We are very pleased to have Stephen Hoskins as a featured artist in the gallery and on our website.
‘My works are about the craft of making. They take a gentle delight in challenging the notions of what constitutes a print and where the perceived borders between the fine and applied arts, end and begin.
I trained as a Fine Art Printmaker. Although I now run a large research department, my true love is making. I have an abhorrence of badly made work. I use the term ‘the craft of making’ deliberately. I find the act of making work more satisfying than showing work. I enjoy trying to make an economical structure that has elegance, and hopefully beauty.

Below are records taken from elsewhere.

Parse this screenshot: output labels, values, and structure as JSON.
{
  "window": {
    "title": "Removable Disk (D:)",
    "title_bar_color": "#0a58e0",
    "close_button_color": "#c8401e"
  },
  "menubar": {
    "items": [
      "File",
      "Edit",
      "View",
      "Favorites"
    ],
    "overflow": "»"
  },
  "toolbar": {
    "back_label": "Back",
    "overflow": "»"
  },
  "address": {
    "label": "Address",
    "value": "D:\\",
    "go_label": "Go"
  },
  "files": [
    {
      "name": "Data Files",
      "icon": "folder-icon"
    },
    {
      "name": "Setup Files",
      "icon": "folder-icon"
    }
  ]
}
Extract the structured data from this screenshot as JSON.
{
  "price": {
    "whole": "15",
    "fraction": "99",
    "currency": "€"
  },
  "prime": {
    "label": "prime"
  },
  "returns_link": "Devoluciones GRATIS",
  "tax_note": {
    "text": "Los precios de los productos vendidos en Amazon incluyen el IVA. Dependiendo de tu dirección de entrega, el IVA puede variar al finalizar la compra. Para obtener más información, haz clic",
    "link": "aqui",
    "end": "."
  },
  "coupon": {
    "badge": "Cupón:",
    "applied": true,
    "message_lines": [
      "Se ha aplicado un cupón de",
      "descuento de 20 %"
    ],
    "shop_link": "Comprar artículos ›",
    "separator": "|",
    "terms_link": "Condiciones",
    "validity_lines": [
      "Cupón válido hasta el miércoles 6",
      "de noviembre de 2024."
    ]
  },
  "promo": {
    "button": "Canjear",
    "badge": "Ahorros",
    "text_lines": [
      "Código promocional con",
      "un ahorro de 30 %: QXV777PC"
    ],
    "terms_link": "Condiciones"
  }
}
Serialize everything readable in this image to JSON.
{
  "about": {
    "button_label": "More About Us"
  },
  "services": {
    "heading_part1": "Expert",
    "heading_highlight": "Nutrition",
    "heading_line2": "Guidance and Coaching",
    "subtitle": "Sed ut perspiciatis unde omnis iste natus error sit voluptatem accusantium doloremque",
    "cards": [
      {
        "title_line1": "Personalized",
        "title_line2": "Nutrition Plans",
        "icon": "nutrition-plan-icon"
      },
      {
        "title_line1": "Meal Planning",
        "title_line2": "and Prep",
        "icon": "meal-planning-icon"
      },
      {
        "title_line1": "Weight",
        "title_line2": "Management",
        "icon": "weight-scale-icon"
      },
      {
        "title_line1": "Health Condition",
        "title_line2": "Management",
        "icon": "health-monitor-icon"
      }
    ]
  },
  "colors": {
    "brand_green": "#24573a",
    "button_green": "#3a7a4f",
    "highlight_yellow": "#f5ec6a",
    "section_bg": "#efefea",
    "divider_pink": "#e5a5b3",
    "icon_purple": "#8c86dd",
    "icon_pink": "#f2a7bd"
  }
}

My new direction was inspired by an invitation to take part in an exhibition at the Victoria and Albert Museum. I returned to my earlier roots and made a kite based on an eighteenth century toast rack, constructed from glass fibre rod, wood and Japanese handmade paper. This led to an exhibition of prints that flew and kites that were printed. Paying homage to traditional kite manufacture from Japan, Thailand, Nepal and India, making the kites was only possible by marrying late twentieth Century technology and the unsurpassable quality of a delicate sheet of hand made paper.
For the work displayed here I have gone back to my teenage years and my love of model aeroplanes. Between the ages of thirteen and sixteen, I made many aeroplanes using the traditional process of hand cut balsa wood ribs covered in Japanese tissue and sealed with Cellulose dope. Following the success of my kite series, I feel making planes is a natural progression.
The works on display combine traditional materials with new technologies. The plane ribs and formers are made in laser cut balsa wood. The model was drawn in Adobe Illustrator as a plan, front elevation and side view. The traditional Japanese tissue is inkjet printed on a UV cured wide format printer. I take a perverse delight in cutting a complete set of ribs for a wing knowing they will slot together first try!
In the UK there are still very distinct borders between perceptions of art and craft. As an educator, denial of craft skills seems to me a sad consequence of current trends. These works are an attempt to stand up for my beliefs as an artist.’
In the gallery we have a collection of prints by Stephen which will be on display until early December, come along to the studio to take a look at the works exhibited.